Two thirds of global corporates plan to increase their use of flexible co-working and collaborative space over the next three years, according to new research.
Knight Frank’s ‘Your Space’ report polled senior executives at 120 global companies which collectively employ in excess of 3.5 million people worldwide and occupy an estimated 233 million sq ft of office space, equivalent to the total amount of office space in Central London.
The reports shows global corporates intend to operate increasingly from flexible, serviced and co-working spaces, which, they says, create a more collaborative working environment and offer the freedom to expand and contract quickly according to market conditions.
The reports says that despite the proliferation of co-working and serviced office operators the majority of global corporates still occupy office space on a traditional lease model. Two thirds of companies surveyed reported that co-working, serviced and flexible office space comprise 5 per cent or less of their current office space. A small minority, less than 7 per cent, said that flexible workspace exceeds a fifth of their total workspace.
However, Knight Frank’s research reveals that the proportion of flexible space within companies’ portfolios is set to increase dramatically. Over two thirds, 69 per cent, of global corporates plan to increase their utilisation of co-working spaces, and 80 per cent expect to grow the amount of collaborative space they use over the next three years.
Furthermore, almost half (44 per cent), stated that flexible space will constitute up to a fifth of all office space in the next three years. An additional 16 per cent estimated that as much as half of their workspace globally would be flexible space within the same time period.
Over half of companies (55 per cent) identified increased flexibility as the main driver of this change, with a significant proportion (11 per cent) stating that the sense of community fostered among workers was the key benefit. A further 11 per cent stated that the greater speed to becoming operational was the primary reason for selecting co-working or serviced office space ahead of more conventional office space.
75 per cent of respondents stated that personal productivity linked to wellbeing and happiness, would increase as they shift towards a new flexible and collaborative model of occupancy that is more in keeping with today’s business structures and working styles.
Dr Lee Elliott, Global Head of Occupier Research at Knight Frank, said: “This research underlines that a decade of global economic uncertainty has reshaped how many of the world’s largest companies view workspace. Shorter business planning horizons, together with the emergence of new, more agile corporate structures has driven demand for flexible space which enables companies to react to change quickly.”
“While co-working and serviced office operators have grown rapidly over the past five years, driven largely by start-ups and the freelance economy, this is only the tip of the iceberg with latent demand from global companies set to emerge over the next three years.”

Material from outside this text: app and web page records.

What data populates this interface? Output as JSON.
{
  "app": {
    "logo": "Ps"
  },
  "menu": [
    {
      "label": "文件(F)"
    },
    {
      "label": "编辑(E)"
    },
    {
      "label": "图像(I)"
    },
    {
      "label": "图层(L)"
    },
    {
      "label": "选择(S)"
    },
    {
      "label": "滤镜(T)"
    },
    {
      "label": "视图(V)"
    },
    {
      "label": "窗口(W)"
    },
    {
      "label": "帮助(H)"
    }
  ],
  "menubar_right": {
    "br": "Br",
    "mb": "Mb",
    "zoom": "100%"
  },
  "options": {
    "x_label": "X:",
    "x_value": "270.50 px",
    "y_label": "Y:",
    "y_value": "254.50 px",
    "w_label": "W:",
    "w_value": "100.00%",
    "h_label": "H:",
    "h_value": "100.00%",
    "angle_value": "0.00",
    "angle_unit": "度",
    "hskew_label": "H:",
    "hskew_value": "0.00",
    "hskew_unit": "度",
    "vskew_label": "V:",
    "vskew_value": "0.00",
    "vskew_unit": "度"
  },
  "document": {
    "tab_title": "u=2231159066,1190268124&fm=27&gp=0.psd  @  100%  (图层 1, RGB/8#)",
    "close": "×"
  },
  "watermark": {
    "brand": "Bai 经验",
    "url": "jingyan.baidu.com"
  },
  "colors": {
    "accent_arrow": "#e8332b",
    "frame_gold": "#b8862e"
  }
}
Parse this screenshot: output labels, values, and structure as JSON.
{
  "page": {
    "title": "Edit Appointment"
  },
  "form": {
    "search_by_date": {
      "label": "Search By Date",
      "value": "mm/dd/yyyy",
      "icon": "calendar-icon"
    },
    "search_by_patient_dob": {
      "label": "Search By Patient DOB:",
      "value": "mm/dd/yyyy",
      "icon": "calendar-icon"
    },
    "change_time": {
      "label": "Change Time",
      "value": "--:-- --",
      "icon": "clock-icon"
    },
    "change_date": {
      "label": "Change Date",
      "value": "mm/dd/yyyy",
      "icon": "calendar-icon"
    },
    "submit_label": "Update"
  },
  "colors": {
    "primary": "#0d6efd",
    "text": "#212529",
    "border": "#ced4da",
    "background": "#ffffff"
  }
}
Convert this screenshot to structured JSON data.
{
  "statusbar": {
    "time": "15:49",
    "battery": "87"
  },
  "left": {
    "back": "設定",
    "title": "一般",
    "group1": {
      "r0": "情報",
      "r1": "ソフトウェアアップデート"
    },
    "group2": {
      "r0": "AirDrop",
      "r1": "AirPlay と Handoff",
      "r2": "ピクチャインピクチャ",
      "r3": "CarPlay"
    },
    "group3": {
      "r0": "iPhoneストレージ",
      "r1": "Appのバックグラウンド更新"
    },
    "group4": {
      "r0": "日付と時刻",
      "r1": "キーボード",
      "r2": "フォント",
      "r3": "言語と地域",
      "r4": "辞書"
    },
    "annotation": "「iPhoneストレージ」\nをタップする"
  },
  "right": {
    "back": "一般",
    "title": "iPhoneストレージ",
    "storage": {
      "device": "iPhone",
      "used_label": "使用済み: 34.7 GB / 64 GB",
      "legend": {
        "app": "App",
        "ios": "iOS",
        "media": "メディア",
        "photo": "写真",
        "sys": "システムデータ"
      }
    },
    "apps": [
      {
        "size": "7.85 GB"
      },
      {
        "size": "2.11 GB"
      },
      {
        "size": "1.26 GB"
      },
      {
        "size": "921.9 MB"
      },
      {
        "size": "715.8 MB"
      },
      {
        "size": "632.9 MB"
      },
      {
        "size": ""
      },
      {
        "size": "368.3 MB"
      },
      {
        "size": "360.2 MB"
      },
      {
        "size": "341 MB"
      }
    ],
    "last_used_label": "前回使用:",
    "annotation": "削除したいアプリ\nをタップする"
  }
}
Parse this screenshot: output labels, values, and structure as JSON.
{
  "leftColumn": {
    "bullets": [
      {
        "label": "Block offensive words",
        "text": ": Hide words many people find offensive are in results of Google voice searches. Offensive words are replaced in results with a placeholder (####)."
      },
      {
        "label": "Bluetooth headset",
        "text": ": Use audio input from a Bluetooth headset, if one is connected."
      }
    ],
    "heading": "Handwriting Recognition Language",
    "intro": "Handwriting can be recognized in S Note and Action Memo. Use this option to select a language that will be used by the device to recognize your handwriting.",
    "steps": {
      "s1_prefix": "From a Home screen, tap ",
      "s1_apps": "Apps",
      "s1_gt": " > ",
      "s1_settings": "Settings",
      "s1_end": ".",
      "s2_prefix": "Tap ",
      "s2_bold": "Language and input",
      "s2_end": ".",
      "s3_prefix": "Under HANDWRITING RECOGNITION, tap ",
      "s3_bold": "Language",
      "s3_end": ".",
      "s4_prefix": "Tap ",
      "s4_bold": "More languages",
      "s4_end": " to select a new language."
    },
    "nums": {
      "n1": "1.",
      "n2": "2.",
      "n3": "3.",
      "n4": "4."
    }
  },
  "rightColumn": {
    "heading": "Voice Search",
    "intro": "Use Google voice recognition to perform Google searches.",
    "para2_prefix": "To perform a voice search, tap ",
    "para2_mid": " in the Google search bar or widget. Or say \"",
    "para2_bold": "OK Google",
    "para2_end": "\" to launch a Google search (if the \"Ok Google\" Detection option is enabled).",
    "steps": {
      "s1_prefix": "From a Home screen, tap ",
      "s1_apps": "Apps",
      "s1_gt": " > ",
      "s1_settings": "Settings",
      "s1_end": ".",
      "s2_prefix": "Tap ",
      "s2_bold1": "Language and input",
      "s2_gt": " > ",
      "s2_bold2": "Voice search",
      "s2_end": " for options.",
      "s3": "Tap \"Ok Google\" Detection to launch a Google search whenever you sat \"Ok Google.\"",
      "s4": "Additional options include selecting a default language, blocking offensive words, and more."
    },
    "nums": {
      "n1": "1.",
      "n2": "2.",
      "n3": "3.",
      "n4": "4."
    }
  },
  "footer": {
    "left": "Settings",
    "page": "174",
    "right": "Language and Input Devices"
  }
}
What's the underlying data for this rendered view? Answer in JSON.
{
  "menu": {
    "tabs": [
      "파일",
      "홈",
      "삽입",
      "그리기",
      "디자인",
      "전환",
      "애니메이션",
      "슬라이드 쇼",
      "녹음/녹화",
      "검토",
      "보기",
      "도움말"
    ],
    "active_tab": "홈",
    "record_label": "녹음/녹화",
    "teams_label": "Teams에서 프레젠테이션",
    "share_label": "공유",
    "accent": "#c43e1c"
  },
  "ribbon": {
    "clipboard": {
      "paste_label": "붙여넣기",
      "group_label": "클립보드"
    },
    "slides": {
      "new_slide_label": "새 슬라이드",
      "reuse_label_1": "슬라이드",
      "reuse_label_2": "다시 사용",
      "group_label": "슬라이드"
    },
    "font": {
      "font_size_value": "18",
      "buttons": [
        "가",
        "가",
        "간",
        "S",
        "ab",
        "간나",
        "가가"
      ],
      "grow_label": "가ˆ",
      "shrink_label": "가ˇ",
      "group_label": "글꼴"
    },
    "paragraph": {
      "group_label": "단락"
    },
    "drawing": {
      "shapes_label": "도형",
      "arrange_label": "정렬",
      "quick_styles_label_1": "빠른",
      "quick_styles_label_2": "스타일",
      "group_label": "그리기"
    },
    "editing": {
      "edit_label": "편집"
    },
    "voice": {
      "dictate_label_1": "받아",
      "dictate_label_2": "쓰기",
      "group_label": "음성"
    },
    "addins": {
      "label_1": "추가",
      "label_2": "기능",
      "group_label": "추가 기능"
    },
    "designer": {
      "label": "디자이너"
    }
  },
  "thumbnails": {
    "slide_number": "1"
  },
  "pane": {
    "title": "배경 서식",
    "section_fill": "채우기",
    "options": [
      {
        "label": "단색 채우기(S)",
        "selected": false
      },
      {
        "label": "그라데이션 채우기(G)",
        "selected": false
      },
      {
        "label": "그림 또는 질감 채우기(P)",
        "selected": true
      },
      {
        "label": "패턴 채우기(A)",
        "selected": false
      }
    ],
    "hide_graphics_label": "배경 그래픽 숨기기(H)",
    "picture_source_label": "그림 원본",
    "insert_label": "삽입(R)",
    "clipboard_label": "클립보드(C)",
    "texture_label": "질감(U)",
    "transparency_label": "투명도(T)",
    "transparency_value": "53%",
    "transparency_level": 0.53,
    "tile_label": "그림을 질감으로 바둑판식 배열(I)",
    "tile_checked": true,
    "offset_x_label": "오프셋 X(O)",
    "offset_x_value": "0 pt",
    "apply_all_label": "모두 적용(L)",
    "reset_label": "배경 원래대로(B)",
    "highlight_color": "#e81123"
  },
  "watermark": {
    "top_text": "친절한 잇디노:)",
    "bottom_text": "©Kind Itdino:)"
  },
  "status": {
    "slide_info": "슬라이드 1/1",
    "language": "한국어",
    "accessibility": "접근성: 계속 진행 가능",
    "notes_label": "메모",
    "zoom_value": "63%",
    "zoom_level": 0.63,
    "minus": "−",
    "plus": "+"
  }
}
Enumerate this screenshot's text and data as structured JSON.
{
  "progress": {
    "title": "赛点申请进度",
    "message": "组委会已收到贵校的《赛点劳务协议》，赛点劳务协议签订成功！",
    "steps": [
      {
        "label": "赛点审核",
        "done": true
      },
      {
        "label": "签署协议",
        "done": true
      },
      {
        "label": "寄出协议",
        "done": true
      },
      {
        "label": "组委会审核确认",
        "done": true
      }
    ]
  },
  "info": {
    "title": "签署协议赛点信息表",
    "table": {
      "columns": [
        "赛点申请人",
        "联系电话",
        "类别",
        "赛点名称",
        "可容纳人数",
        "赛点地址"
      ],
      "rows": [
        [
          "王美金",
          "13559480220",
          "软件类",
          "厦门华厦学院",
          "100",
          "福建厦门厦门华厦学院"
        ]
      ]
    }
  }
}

William Beardmore-Gray, Global Head of Occupier Services and Commercial Agency at Knight Frank, added: “The demand for flexibility is the single biggest threat – and opportunity – to owners of office space. The recent boom in co-working is indicative of a structural change within commercial real estate whereby companies desire space that is flexible, highly serviced and aligned within the realities of doing business in an age of disruption. Some co-working operators have capitalised on this already, but it is imperative that owners and developers react to the new reality where customer is king.”